*EXERCISE DESCRIPTION*
Please give back each entry below unaltered, leaving the pictures out.

RECORDS PROVIDED Start Marker

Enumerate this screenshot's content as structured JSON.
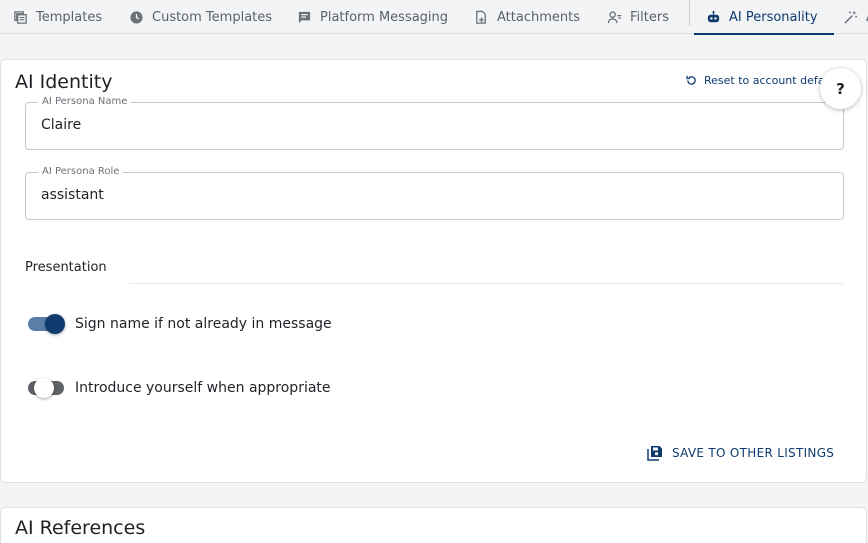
{
  "tabs": [
    {
      "label": "Templates",
      "icon": "template-icon",
      "active": false
    },
    {
      "label": "Custom Templates",
      "icon": "custom-template-icon",
      "active": false
    },
    {
      "label": "Platform Messaging",
      "icon": "message-icon",
      "active": false
    },
    {
      "label": "Attachments",
      "icon": "attachment-icon",
      "active": false
    },
    {
      "label": "Filters",
      "icon": "filter-icon",
      "active": false
    },
    {
      "label": "AI Personality",
      "icon": "robot-icon",
      "active": true
    },
    {
      "label": "A",
      "icon": "magic-wand-icon",
      "active": false
    }
  ],
  "identity": {
    "title": "AI Identity",
    "reset_label": "Reset to account defa",
    "help_label": "?",
    "persona_name": {
      "label": "AI Persona Name",
      "value": "Claire"
    },
    "persona_role": {
      "label": "AI Persona Role",
      "value": "assistant"
    },
    "presentation": {
      "title": "Presentation",
      "toggles": [
        {
          "label": "Sign name if not already in message",
          "on": true
        },
        {
          "label": "Introduce yourself when appropriate",
          "on": false
        }
      ]
    },
    "save_label": "SAVE TO OTHER LISTINGS"
  },
  "references": {
    "title": "AI References"
  },
  "colors": {
    "accent": "#0e3a6e",
    "switch_track_on": "#5a7ea8",
    "switch_track_off": "#5f6368"
  }
}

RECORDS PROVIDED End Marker

*ANSWER BOX*
Enumerate this screenshot's content as structured JSON.
{
  "tabs": [
    {
      "label": "Templates",
      "icon": "template-icon",
      "active": false
    },
    {
      "label": "Custom Templates",
      "icon": "custom-template-icon",
      "active": false
    },
    {
      "label": "Platform Messaging",
      "icon": "message-icon",
      "active": false
    },
    {
      "label": "Attachments",
      "icon": "attachment-icon",
      "active": false
    },
    {
      "label": "Filters",
      "icon": "filter-icon",
      "active": false
    },
    {
      "label": "AI Personality",
      "icon": "robot-icon",
      "active": true
    },
    {
      "label": "A",
      "icon": "magic-wand-icon",
      "active": false
    }
  ],
  "identity": {
    "title": "AI Identity",
    "reset_label": "Reset to account defa",
    "help_label": "?",
    "persona_name": {
      "label": "AI Persona Name",
      "value": "Claire"
    },
    "persona_role": {
      "label": "AI Persona Role",
      "value": "assistant"
    },
    "presentation": {
      "title": "Presentation",
      "toggles": [
        {
          "label": "Sign name if not already in message",
          "on": true
        },
        {
          "label": "Introduce yourself when appropriate",
          "on": false
        }
      ]
    },
    "save_label": "SAVE TO OTHER LISTINGS"
  },
  "references": {
    "title": "AI References"
  },
  "colors": {
    "accent": "#0e3a6e",
    "switch_track_on": "#5a7ea8",
    "switch_track_off": "#5f6368"
  }
}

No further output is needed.